The closer you approach a viable commercial manufacturing process such as co affinity purification, the greater the number of batches you need to run, and robustness and consistency become key – particularly if your goal is to commercially manufacture multiple batches every month.
3. How Is Upstream Affecting Downstream?
It’s vital to look at the downstream consequences of the upstream process – making sure that material produced can be purified downstream consistently.
When it comes to quality, there are two key factors to pay attention to: product quality and raw material quality. A large number of studies demonstrate that raw material quality – the absence or presence of impurities – not only affects process performance but also significantly affects drug substance quality. As a result, it’s critical to analyse the quality of all raw materials used during process development and consider how they compare to the quality of raw materials available for commercial or clinical manufacturing.
Managing raw material supplies is often a daunting task, but collaboration can boost success. Rather than focusing on the singular function aspects of the downstream or upstream process, a holistic approach can lead to a more successful outcome. The MHRA is demanding increasing efforts from drug companies in regards to supply chain transparency – a further reason to collaborate with raw material suppliers to ensure all parties have sufficient understanding of the origins of the raw materials, how they’re processed and how the entire manufacturing chain is managed.
The importance of a close relationship with suppliers should not be underestimated, as it impacts everything from product quality to perform and supply assurance. You should be able to trust the suppliers you work with to deliver exactly what you expect so that troubleshooting any process deviations is effective.

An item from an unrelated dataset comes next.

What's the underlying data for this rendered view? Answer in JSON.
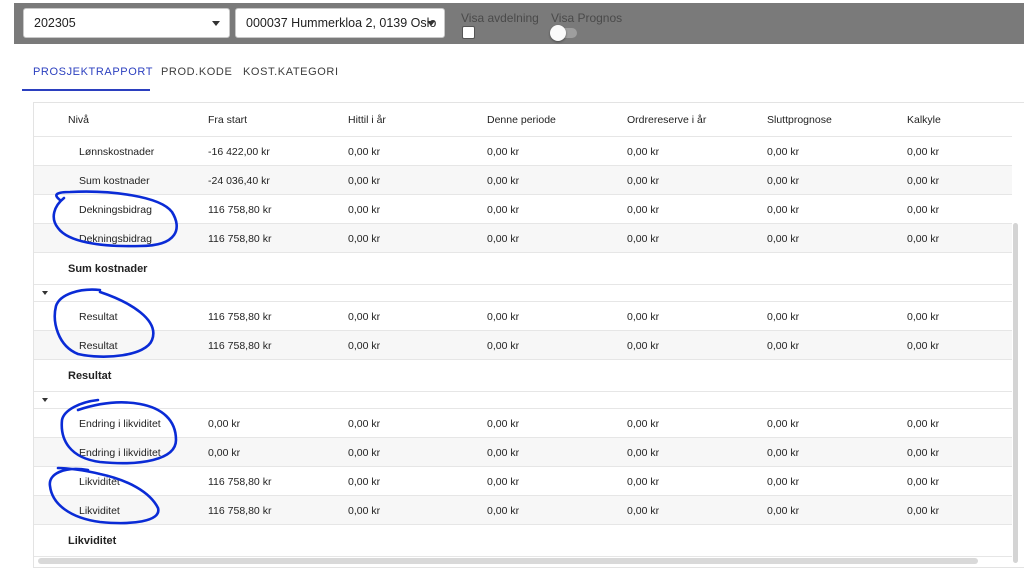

In a lot of cases, it’s hard to identify the root cause of an issue, but maintaining a trusted relationship with your suppliers can help you evaluate whether the raw materials are a potential cause.